04 Aug 2004
I feel the last paragraph sums up the piece very well. I am a new journalist, and I have always been fascinated at the lack of attention to certain issues, most especially the protests of the war in Iraq. The world today has an eerie similarity to the book "1984", as it seems that some people just want to skate through life, and not be bothered with anything seriouis.
Re: You'd think with all the journalists covering the protests, one of them would have gotten it right.
04 Aug 2004
I talked to a guy from Food Not Bombs, who said he saw a "corporate logo flag" being burned - you know, the US flag with the stars replaced by corporate logos.

So, I'm curious about the corporate press. They apparently mistook a Pirate Hook costume prop for a fake incendiary. And they apparently broadcast a flag Barbecue, but was it a real flag or a corporate-logo flag? (if there's any difference!)

One of my co-workers, fooled by the corporate spin, said the so-called fake incendiary was just as bad as carrying a plastic gun.
Re: You'd think with all the journalists covering the protests, one of them would have gotten it right.
04 Aug 2004
thanks for writing in a manner that is fair and considers what is known and what seemed unclear rather than drawing conclusions..
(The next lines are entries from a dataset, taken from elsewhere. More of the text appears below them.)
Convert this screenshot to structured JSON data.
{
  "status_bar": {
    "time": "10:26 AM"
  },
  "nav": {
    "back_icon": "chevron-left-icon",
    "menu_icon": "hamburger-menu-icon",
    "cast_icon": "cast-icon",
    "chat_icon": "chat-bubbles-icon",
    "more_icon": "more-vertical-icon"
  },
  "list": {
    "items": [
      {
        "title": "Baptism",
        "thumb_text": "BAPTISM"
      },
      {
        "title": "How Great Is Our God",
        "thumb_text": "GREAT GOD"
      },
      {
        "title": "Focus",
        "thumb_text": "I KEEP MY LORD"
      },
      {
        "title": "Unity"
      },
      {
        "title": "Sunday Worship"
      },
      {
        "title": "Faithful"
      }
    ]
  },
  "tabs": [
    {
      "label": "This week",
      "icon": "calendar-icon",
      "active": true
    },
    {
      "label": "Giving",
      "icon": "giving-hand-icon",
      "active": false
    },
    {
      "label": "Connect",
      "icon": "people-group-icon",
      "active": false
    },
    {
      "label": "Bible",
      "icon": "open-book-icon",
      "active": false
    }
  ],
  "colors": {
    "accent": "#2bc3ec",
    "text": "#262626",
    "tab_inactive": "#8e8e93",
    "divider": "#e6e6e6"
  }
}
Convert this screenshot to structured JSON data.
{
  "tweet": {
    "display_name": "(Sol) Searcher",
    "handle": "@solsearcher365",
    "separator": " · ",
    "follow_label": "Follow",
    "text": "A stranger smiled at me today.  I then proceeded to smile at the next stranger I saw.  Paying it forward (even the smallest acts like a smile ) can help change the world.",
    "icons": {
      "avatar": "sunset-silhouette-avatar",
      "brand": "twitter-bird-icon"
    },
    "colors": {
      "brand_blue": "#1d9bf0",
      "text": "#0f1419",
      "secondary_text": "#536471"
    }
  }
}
Re: You'd think with all the journalists covering the protests, one of them would have gotten it right.
04 Aug 2004
I think this is an excellent letter. The only clarification that I want to make is that the protester with the pirate hook was not in fact part of Pirates Against Bush, but rather a larger Pirate Bloc that was created two days prior with the purpose of dressing up for Thursday. Pirates Against Bush was there and involved, along with the Pirate Bloc from the RNC and other pirates.
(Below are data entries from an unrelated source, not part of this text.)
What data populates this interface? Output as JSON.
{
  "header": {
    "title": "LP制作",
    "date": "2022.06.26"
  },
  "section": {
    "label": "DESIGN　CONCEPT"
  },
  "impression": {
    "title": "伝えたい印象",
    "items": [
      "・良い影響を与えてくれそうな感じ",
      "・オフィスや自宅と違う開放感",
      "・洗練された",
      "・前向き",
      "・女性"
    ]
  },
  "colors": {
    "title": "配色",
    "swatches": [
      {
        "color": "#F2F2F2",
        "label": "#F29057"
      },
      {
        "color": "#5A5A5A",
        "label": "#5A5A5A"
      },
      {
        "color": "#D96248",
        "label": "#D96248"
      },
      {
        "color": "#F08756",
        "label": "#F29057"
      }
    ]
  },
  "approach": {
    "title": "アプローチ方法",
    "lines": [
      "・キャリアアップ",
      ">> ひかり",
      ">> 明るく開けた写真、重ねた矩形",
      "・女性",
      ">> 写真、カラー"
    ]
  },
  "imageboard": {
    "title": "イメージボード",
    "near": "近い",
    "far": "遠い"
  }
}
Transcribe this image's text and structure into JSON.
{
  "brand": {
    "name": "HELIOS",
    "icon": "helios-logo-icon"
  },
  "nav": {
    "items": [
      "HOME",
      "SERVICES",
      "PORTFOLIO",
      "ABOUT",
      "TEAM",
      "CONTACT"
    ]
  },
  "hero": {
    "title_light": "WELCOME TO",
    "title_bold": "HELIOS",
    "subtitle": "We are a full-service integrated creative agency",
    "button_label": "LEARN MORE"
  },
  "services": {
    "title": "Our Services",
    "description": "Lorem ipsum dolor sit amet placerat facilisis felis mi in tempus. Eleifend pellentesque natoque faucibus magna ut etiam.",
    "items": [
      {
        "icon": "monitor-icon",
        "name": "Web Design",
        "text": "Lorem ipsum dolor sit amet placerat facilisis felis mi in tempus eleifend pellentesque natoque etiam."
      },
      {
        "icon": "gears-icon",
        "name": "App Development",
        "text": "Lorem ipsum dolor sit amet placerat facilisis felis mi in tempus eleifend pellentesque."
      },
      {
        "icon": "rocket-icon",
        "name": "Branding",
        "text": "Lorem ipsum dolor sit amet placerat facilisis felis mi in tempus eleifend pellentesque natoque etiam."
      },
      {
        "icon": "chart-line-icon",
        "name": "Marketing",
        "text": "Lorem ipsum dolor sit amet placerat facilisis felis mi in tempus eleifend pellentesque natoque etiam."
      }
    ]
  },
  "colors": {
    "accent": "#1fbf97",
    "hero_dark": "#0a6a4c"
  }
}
Also, to Soupy Sales, I saw the corporate logo flag (from Unbrand America, part of Adbusters) there, but I am almost positive it is not the one that was burned. I could be wrong though.
Re: You'd think with all the journalists covering the protests, one of them would have gotten it right.
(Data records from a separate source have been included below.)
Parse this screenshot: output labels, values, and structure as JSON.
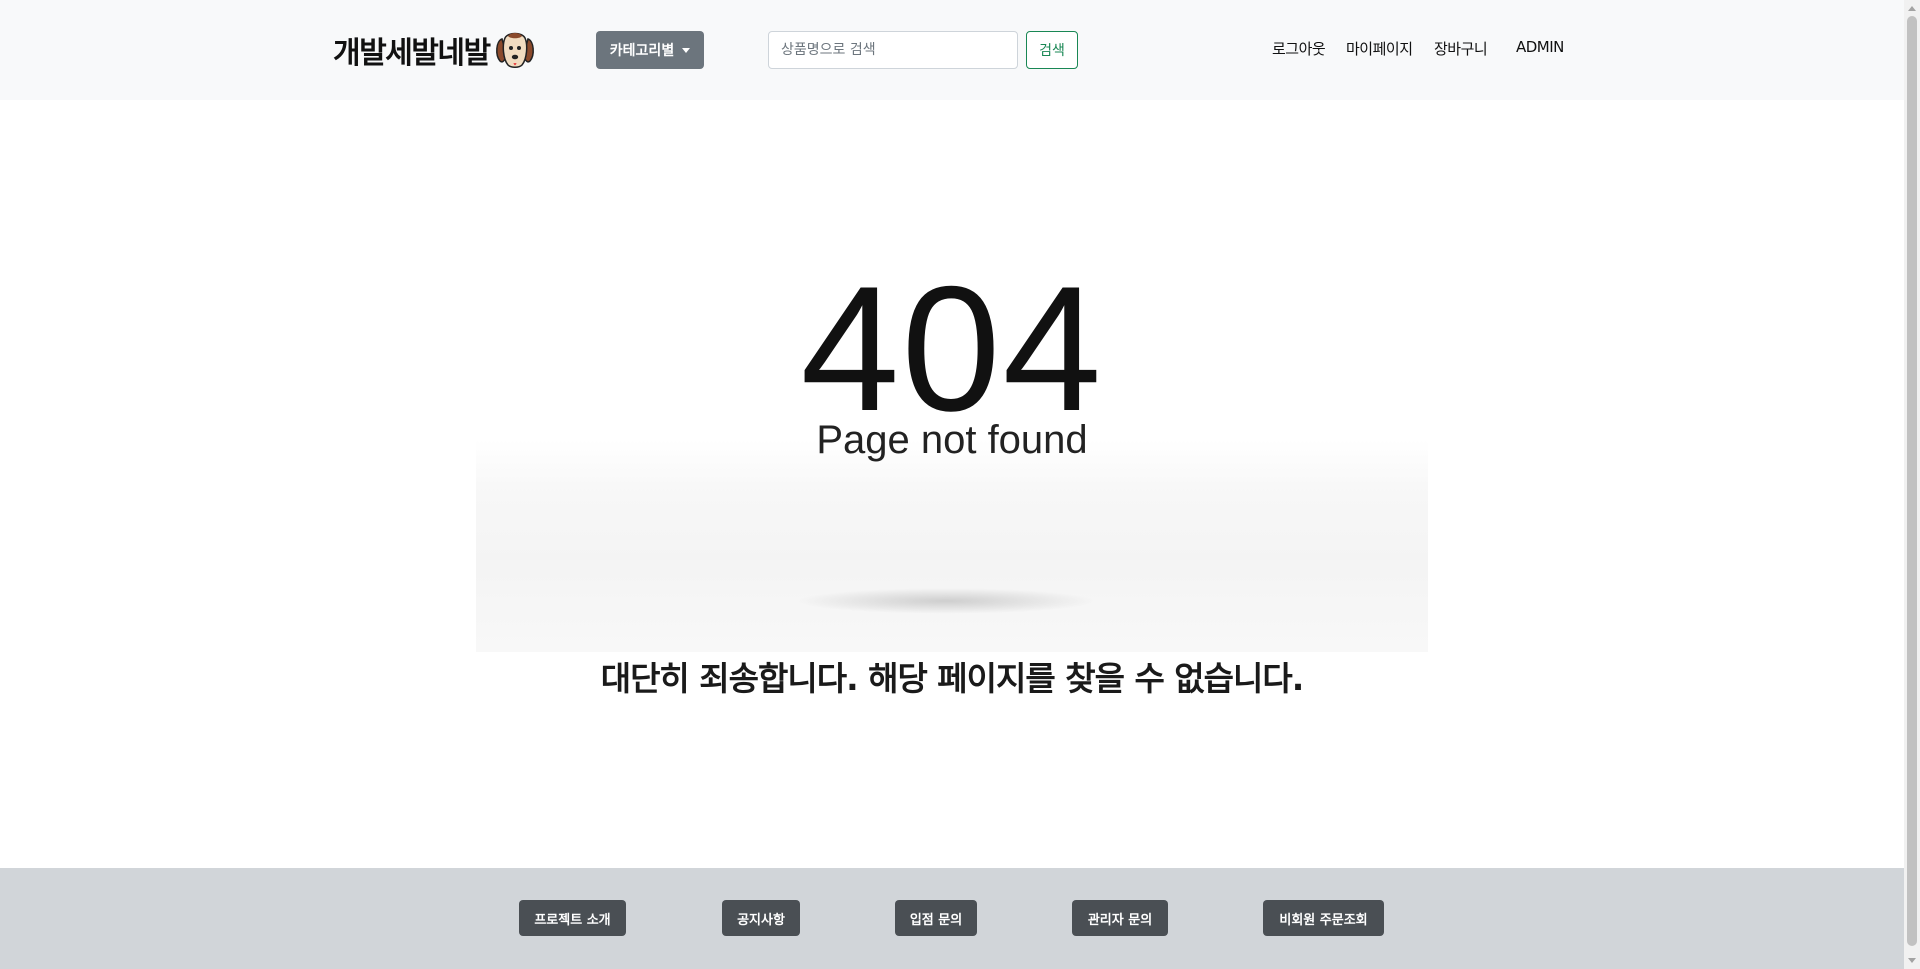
{
  "header": {
    "brand_text": "개발세발네발",
    "brand_logo_icon": "dog-icon",
    "category_button": "카테고리별",
    "search": {
      "placeholder": "상품명으로 검색",
      "value": "",
      "button_label": "검색"
    },
    "nav_links": {
      "logout": "로그아웃",
      "mypage": "마이페이지",
      "cart": "장바구니",
      "admin": "ADMIN"
    }
  },
  "error": {
    "code": "404",
    "caption": "Page not found",
    "message": "대단히 죄송합니다. 해당 페이지를 찾을 수 없습니다."
  },
  "footer": {
    "buttons": {
      "project_intro": "프로젝트 소개",
      "notice": "공지사항",
      "store_inquiry": "입점 문의",
      "admin_inquiry": "관리자 문의",
      "guest_order": "비회원 주문조회"
    }
  },
  "colors": {
    "navbar_bg": "#f8f9fa",
    "category_button_bg": "#6c757d",
    "search_button_border": "#198754",
    "footer_bg": "#d1d5d9",
    "footer_button_bg": "#4a4f54"
  }
}
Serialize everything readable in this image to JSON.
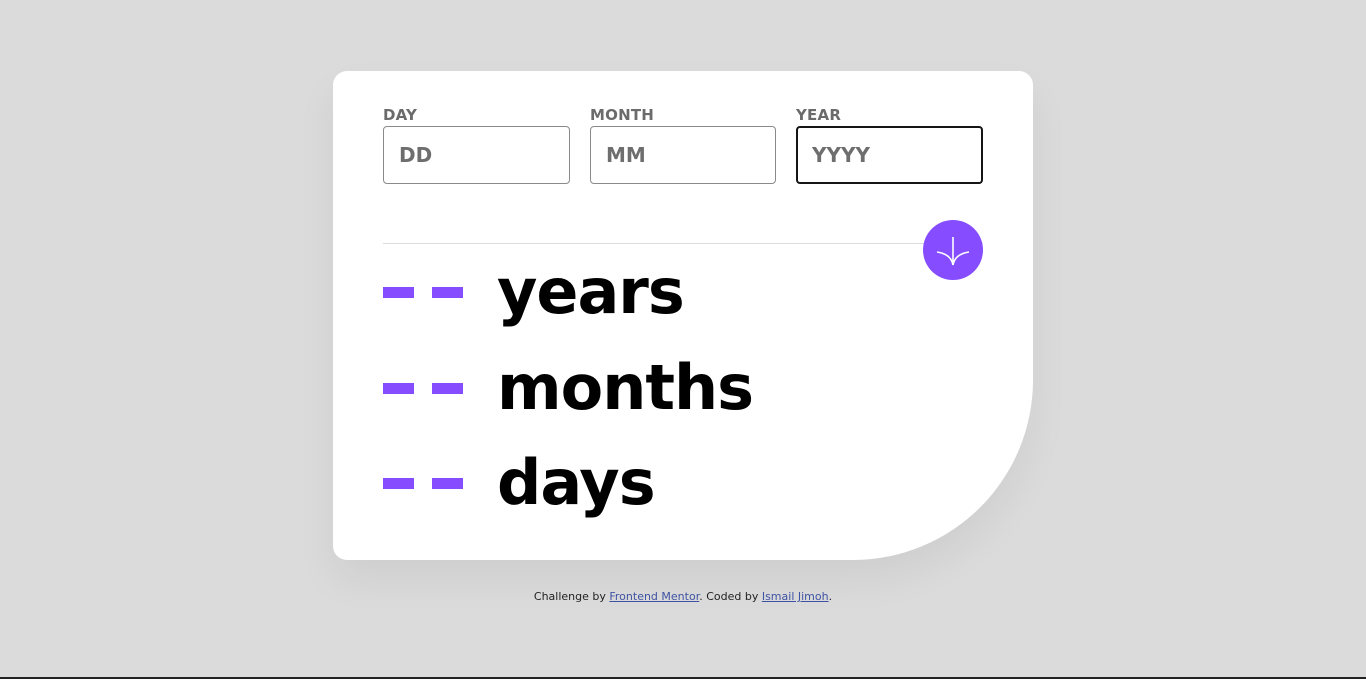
{
  "form": {
    "day": {
      "label": "DAY",
      "placeholder": "DD",
      "value": ""
    },
    "month": {
      "label": "MONTH",
      "placeholder": "MM",
      "value": ""
    },
    "year": {
      "label": "YEAR",
      "placeholder": "YYYY",
      "value": ""
    },
    "submit_icon": "arrow-down-icon"
  },
  "results": {
    "years": {
      "value": "- -",
      "unit": "years"
    },
    "months": {
      "value": "- -",
      "unit": "months"
    },
    "days": {
      "value": "- -",
      "unit": "days"
    }
  },
  "attribution": {
    "prefix": "Challenge by ",
    "link1": "Frontend Mentor",
    "middle": ". Coded by ",
    "link2": "Ismail Jimoh",
    "suffix": "."
  },
  "colors": {
    "accent": "#854dff",
    "background": "#dbdbdb",
    "card": "#ffffff",
    "text": "#000000",
    "label": "#6b6b6b"
  }
}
04 Aug 2004
thanks for the comments, everyone.. there is a video somewhere of the flag-burning, but when i saw it, i wasn't paying close enough attention to see if it was the real flag or not. i was walking next to a kid who had the corporate-logo flag on the way to the fleet center, so it's very likely that is what was burned. if that's so, then chalk one more up for the media for misreporting yet another aspect of what actually happened. cool.
Re: Open Letter to NEasternU Journalist Who Got it Wrong
07 Aug 2004
Whatever happened to the "old fashioned" way of journalism? Getting off your ass. Asking real questions, of those involved. Seeking the truth?
Until media can do it right?
Americans will be wary!